Ultimately, drying and storing sunflowers is a balancing act.
Something to consider with sunflowers is that storage moisture content doesn’t necessarily correspond to the market moisture content. “The sunflower trade has been marketed based on a 10 percent moisture content as being the standard,” Hellevang says.

Confection and non-oil seeds can be stored short term at 10 percent moisture content, but going into warmer-season, or long-term, storage Hellevang encourages growers to dry grain just below that value, to somewhere between nine and 10 percent moisture content.

Oilseeds must be at eight percent moisture or a little lower, he says. However, in some cases, the moisture content needs to be even lower.

“The eight percent is associated with a 40 percent oil content of the seed. Now, we’re seeing oil contents closer to 45 percent, which is good from a marketing and oil production standpoint, but it also means the storage moisture content needs to be lower— somewhere between seven and eight percent,” says Hellevang.

Another, often overlooked, aspect of storage management is for growers to cover the fan or air duct when not in use. If the fan or air duct is left uncovered, when wind blows and hits that opening, the grain will be ventilated and warmed, much like running the aeration system.

Also, if either fan or air duct is left uncovered, a natural chimney effect is produced. “Both the blowing wind and this natural chimney effect will warm the grain in storage, which makes the grain more susceptible to insect infestations. Or if we’re marginal on moisture content, and a little on the damp side, it increases the potential for mold growth as well,” says Hellevang.

Managing grain in storage, especially as bins keep getting larger, can be challenging. Grain monitoring systems can help growers stay on top of moisture management, storage temperatures and grain conditioning.

Grain monitoring systems also offer growers many conveniences. From the combine or pickup cab, growers can monitor bin status on smart phones or computers, remotely shut fans on and off, change storage parameters, and a host of other storage functions.

Hellevang says grain monitoring systems are wonderful tools for growers; however, bins still need to be physically checked, he says. “It doesn’t eliminate the need for storage managers to be observing the bin: to use their sense of smell to try to determine if there’s off odors, or look for indications of condensation and other problems that might be showing up.”

In general, Hellevang recommends growers conduct a thorough evaluation of stored grain conditions every couple of weeks when outside temperatures are warm.
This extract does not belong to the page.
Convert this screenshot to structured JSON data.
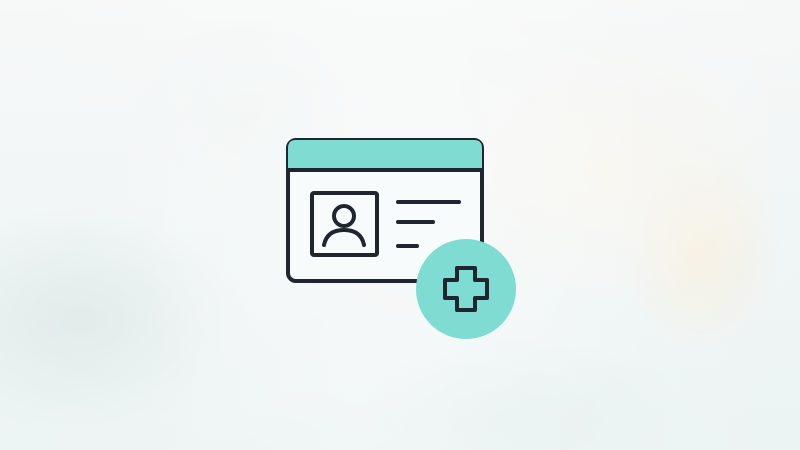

In the winter months, stored grain should be checked every two to four weeks, he says.

“We get paid on how many pounds we deliver, whether it’s oil or confection seeds. The goal is to have it dry enough to store, but not too dry so that we start losing value in what we’re delivering to market,” says Hellevang.